• The amount of time delay between RIP update packets
The first four timer adjustments are configurable by the timers basic command. The output-delay command changes the amount of time delay between RIP update packets. See Customizing RIP, on page 9 for configuration details.
It also is possible to tune the IP routing support in the software to enable faster convergence of the various IP routing algorithms and quickly drop back to redundant routers, if necessary. The total result is to minimize disruptions to end users of the network in situations in which quick recovery is essential.
Cisco IOS XR Routing Configuration Guide for the Cisco CRS Router, Release 4.2.x 3
Implementing RIP Split Horizon for RIP
Route Redistribution for RIP Redistribution is a feature that allows different routing domains, to exchange routing information. Networking devices that route between different routing domains are called boundary routers, and it is these devices that inject the routes from one routing protocol into another. Routers within a routing domain only have knowledge of routes internal to the domain unless route redistribution is implemented on the boundary routers.
When running RIP in your routing domain, you might find it necessary to use multiple routing protocols within your internetwork and redistribute routes between them. Some common reasons are:
• To advertise routes from other protocols into RIP, such as static, connected, OSPF, and BGP.
• To migrate from RIP to a new Interior Gateway Protocol (IGP) such as EIGRP.
• To retain routing protocol on some routers to support host systems, but upgrade routers for other department groups.
• To communicate among a mixed-router vendor environment. Basically, you might use a protocol specific to Cisco in one portion of your network and use RIP to communicate with devices other than Cisco devices.

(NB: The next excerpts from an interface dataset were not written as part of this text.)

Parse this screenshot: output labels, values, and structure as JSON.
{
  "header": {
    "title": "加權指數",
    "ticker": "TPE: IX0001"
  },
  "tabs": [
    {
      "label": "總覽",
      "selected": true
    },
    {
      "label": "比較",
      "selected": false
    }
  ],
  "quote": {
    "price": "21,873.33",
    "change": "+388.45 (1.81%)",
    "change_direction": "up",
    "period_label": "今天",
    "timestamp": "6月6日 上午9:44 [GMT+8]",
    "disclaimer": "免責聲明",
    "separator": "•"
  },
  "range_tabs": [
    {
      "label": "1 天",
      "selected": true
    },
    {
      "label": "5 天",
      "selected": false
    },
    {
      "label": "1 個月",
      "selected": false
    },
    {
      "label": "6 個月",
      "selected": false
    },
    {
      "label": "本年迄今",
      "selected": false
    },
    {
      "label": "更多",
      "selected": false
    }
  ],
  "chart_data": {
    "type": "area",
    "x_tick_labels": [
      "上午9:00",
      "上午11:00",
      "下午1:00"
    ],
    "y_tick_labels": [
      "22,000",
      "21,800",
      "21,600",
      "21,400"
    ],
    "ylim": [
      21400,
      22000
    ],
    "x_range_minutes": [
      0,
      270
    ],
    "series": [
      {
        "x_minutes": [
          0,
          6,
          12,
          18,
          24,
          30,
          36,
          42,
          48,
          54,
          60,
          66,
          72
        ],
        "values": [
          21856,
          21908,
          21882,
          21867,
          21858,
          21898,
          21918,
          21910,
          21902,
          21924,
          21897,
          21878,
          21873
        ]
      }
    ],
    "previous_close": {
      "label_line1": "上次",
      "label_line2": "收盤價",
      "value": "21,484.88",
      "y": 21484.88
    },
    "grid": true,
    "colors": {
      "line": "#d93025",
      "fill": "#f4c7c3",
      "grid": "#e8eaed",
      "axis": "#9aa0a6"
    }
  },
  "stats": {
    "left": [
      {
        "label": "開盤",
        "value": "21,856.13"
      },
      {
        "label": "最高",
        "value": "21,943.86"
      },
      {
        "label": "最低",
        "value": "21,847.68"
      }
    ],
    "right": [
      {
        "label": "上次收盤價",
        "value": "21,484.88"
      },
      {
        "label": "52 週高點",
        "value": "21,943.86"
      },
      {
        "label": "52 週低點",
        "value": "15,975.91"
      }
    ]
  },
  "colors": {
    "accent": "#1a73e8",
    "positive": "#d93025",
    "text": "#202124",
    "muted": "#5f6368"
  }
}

Further, route redistribution gives a company the ability to run different routing protocols in work groups or areas in which each is particularly effective. By not restricting customers to using only a single routing protocol, Cisco IOS XR route redistribution is a powerful feature that minimizes cost, while maximizing technical advantage through diversity.
When it comes to implementing route redistribution in your internetwork, it can be very simple or very complex. An example of a simple one-way redistribution is to log into a router on which RIP is enabled and use the redistribute static command to advertise only the static connections to the backbone network to pass through the RIP network. For complex cases in which you must consider routing loops, incompatible routing information, and inconsistent convergence time, you must determine why these problems occur by examining how Cisco routers select the best path when more than one routing protocol is running administrative cost.
Default Administrative Distances for RIP Administrative distance is used as a measure of the trustworthiness of the source of the IP routing information. When a dynamic routing protocol such as RIP is configured, and you want to use the redistribution feature to exchange routing information, it is important to know the default administrative distances for other route sources so that you can set the appropriate distance weight.
This table lists the Default Administrative Distances of Routing Protocols.
Table 1: Default Administrative Distances of Routing Protocols
Administrative Distance ValueRouting Protocols